Then there was the decision to remove Jozy Altidore in the 57th minute of a 1-0 game. Why? To “save” him for this Saturday’s loss to the Red Bulls? True: Altidore was not playing well. He was petulant and ineffective up to that point. But, with Sebastian Giovinco already subbed off with a reported calf issue, Altidore needed to stay on the field. He needed to be the bull that posted up and created space for his teammates. He needed to be the guy who attracted, and distracted, as many yellow shirts as possible. That needed to be clearly communicated to him and he should have been ordered (not asked) to do so. Tough to execute any mission, let alone that one, from the sidelines.

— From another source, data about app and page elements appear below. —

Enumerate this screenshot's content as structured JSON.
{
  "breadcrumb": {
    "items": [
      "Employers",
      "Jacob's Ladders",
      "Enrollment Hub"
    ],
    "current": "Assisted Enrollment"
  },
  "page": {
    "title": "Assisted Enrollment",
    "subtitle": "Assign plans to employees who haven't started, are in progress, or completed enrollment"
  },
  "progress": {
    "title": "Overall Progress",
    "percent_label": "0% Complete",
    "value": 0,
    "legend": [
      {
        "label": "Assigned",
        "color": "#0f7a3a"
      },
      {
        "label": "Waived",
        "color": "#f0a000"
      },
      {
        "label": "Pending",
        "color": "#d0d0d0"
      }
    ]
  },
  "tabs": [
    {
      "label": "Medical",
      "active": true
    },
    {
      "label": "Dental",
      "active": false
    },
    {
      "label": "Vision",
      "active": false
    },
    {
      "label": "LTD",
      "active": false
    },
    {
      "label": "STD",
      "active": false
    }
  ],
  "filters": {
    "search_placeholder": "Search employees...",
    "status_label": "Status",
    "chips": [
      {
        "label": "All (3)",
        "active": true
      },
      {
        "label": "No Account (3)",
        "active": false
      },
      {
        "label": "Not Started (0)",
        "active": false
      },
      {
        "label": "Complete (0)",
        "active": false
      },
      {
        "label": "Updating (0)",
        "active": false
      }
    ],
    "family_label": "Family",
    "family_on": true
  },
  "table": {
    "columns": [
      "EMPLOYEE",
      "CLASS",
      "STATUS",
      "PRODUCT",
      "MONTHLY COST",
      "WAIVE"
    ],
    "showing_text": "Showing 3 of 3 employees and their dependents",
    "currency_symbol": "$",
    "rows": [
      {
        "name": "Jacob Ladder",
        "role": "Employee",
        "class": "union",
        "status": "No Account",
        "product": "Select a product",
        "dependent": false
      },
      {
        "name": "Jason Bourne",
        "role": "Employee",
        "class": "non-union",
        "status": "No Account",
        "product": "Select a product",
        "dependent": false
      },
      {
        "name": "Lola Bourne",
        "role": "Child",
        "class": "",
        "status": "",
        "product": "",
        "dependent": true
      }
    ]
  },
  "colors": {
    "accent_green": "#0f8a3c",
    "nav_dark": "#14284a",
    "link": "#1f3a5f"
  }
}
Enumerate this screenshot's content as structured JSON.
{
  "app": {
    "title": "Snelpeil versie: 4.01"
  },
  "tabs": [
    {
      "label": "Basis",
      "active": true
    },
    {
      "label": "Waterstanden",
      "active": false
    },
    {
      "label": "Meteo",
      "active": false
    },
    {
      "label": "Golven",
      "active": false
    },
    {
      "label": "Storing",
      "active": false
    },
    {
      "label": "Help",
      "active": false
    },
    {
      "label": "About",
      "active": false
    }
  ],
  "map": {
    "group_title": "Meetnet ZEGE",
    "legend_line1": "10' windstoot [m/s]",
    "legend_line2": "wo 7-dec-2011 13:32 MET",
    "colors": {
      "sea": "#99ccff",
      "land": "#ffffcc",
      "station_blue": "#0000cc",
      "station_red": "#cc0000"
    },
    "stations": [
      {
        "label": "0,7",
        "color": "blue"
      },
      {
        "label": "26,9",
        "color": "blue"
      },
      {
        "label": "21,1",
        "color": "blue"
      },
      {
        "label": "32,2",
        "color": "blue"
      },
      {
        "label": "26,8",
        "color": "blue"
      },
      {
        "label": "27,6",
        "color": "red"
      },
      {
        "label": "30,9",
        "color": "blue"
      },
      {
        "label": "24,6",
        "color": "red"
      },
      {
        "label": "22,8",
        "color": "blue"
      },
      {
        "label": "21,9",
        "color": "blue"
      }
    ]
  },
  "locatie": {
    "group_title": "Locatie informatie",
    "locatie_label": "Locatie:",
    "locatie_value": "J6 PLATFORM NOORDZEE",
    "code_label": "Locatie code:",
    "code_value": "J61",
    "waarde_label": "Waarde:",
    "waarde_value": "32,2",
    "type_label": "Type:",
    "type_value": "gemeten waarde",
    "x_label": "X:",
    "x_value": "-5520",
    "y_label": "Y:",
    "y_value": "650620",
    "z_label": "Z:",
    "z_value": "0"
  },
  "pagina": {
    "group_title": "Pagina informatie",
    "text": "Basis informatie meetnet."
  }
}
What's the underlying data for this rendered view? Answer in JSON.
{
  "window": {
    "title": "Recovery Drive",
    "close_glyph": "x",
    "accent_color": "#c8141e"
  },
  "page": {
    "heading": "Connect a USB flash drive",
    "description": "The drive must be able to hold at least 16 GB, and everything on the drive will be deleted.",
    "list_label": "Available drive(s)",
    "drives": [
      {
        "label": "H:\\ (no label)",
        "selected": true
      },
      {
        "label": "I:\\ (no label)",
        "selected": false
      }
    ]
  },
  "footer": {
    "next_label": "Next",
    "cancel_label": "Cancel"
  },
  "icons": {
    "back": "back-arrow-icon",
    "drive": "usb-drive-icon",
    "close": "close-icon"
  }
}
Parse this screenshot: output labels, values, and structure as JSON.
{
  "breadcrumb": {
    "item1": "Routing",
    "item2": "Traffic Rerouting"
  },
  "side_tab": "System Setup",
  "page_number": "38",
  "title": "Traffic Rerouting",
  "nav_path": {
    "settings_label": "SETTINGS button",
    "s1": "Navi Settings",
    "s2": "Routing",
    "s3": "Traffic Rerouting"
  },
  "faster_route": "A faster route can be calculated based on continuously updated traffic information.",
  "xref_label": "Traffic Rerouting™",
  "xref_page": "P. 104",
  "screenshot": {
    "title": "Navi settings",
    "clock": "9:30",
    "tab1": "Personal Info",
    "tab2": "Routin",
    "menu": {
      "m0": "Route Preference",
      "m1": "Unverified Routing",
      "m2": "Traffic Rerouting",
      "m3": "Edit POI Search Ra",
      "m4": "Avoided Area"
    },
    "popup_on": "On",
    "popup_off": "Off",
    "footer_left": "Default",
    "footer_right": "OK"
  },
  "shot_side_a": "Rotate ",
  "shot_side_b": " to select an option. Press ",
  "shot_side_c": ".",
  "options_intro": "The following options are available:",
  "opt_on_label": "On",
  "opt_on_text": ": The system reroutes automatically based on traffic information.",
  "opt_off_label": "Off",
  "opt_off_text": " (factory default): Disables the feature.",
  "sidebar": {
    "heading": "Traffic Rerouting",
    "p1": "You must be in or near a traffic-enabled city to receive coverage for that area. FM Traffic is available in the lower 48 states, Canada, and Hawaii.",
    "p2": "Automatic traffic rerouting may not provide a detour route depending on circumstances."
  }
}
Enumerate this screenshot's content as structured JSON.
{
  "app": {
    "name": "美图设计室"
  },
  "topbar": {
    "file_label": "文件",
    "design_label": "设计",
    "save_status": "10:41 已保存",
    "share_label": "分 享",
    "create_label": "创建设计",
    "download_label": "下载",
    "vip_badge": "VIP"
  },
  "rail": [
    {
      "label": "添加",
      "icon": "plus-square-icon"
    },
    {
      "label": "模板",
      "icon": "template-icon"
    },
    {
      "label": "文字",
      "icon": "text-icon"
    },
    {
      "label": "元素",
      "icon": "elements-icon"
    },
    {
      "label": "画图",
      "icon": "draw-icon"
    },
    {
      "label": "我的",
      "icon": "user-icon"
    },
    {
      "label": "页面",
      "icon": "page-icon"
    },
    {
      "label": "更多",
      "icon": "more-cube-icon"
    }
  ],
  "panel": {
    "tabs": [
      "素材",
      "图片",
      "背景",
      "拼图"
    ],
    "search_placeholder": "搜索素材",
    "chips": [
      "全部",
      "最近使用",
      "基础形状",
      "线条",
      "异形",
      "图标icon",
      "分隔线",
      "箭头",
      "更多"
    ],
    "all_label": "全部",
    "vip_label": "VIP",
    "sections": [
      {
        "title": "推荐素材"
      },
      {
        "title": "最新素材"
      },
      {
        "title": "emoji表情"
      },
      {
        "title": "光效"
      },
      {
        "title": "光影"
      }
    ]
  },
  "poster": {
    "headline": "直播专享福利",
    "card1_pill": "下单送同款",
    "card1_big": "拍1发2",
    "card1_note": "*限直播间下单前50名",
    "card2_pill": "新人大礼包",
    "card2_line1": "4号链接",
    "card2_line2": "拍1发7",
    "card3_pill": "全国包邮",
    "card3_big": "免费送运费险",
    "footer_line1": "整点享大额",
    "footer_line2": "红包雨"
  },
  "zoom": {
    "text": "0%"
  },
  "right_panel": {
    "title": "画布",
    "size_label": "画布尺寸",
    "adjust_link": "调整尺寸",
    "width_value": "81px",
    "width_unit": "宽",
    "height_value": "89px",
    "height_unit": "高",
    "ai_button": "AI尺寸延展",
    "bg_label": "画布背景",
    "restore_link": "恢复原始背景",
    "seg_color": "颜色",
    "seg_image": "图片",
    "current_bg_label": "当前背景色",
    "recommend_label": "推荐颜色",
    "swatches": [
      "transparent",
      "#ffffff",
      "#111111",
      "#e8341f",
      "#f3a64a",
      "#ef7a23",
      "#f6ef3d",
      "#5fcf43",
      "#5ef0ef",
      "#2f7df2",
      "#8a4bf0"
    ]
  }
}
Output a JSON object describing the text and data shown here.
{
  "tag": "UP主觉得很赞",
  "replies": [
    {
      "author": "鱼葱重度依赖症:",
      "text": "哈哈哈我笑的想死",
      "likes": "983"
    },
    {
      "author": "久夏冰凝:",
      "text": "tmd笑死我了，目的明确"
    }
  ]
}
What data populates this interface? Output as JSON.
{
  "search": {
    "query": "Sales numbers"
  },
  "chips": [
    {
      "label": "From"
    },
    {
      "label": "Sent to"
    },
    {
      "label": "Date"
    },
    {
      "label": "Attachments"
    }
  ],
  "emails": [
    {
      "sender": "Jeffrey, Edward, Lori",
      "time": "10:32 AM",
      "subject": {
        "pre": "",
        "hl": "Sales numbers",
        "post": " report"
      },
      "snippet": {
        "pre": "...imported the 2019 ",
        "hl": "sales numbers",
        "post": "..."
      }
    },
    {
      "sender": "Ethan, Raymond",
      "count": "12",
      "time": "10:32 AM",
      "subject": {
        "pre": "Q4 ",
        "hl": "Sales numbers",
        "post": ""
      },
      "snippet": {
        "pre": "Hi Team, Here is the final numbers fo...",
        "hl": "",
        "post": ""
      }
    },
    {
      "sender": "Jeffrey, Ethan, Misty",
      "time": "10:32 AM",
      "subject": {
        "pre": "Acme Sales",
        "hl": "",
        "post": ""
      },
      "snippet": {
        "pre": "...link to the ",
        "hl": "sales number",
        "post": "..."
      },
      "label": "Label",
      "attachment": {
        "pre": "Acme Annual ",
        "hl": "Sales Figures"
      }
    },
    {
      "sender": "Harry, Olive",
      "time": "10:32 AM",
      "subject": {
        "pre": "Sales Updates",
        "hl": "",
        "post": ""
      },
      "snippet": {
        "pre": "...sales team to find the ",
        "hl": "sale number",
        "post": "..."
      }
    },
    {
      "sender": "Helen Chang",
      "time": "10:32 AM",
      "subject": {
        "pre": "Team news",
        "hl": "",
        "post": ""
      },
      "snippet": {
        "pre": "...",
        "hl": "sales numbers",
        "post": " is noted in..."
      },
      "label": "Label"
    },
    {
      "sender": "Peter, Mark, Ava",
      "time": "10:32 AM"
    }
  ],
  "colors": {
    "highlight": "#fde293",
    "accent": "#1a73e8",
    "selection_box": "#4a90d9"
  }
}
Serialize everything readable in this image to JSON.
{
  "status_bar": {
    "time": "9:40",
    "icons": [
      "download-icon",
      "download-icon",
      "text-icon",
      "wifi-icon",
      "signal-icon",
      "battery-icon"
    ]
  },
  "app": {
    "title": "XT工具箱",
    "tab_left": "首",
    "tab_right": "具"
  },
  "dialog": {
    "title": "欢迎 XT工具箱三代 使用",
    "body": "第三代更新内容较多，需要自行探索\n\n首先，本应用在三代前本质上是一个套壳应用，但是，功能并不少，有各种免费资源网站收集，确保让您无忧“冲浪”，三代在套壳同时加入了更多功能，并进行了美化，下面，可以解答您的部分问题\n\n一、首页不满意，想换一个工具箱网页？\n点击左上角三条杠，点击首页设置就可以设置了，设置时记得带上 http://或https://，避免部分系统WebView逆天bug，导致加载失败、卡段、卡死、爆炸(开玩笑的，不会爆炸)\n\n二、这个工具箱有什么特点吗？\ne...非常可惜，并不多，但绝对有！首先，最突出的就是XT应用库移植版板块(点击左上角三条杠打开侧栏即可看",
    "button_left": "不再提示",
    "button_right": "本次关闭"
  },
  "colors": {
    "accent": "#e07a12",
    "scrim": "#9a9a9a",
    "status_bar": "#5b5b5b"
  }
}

Early in the second half, a fan right behind TFC’s bench shouted “4-2-3-1”. Despite some of the players turning back to catch a glimpse of this leather-lung, no one on the coaching staff twitched a muscle. But, in hindsight, this fan was spot-on. Toronto should have played four at the back (the four mentioned above), with Bradley and Marky Delgado transitioning the ball to three attacking midfielders in the form of Jonathan Osorio, Victor Vazquez and Lucas Janson and, as mentioned, Altidore should have been up front.
The very end of the event also highlighted the club’s inability to make the right decision at the right time. Toronto FC was hosting the defending Liga MX champions. Toronto FC was fortunate enough to have the eyes of North American soccer focused on them and their stadium. Instead of demonstrating proper sportsmanship and honouring tradition, the majority of the players and coaching staff walked off the pitch and did not stay to watch the trophy presentation. That’s not right. This team needs to be better than that. To be fair, both Michael Bradley and Greg Vanney stayed. In fact, after congratulating the victors, Bradley was the only TFC player who walked to each side of the field and applauded the few (and I mean few) remaining fans. Pity that most of the squad chose not to follow the example set by their Captain and their Head Coach. Maybe they should have been forced to do so.
Perhaps that’s what this organization needs — a little more force. More force in the boardroom, more force in goal, more force on the pitch, more force to capitalize on golden opportunities like the Campeones Cup, more force to face reality and act accordingly.
Oh well... off to Red Bull Arena to catch another snipe.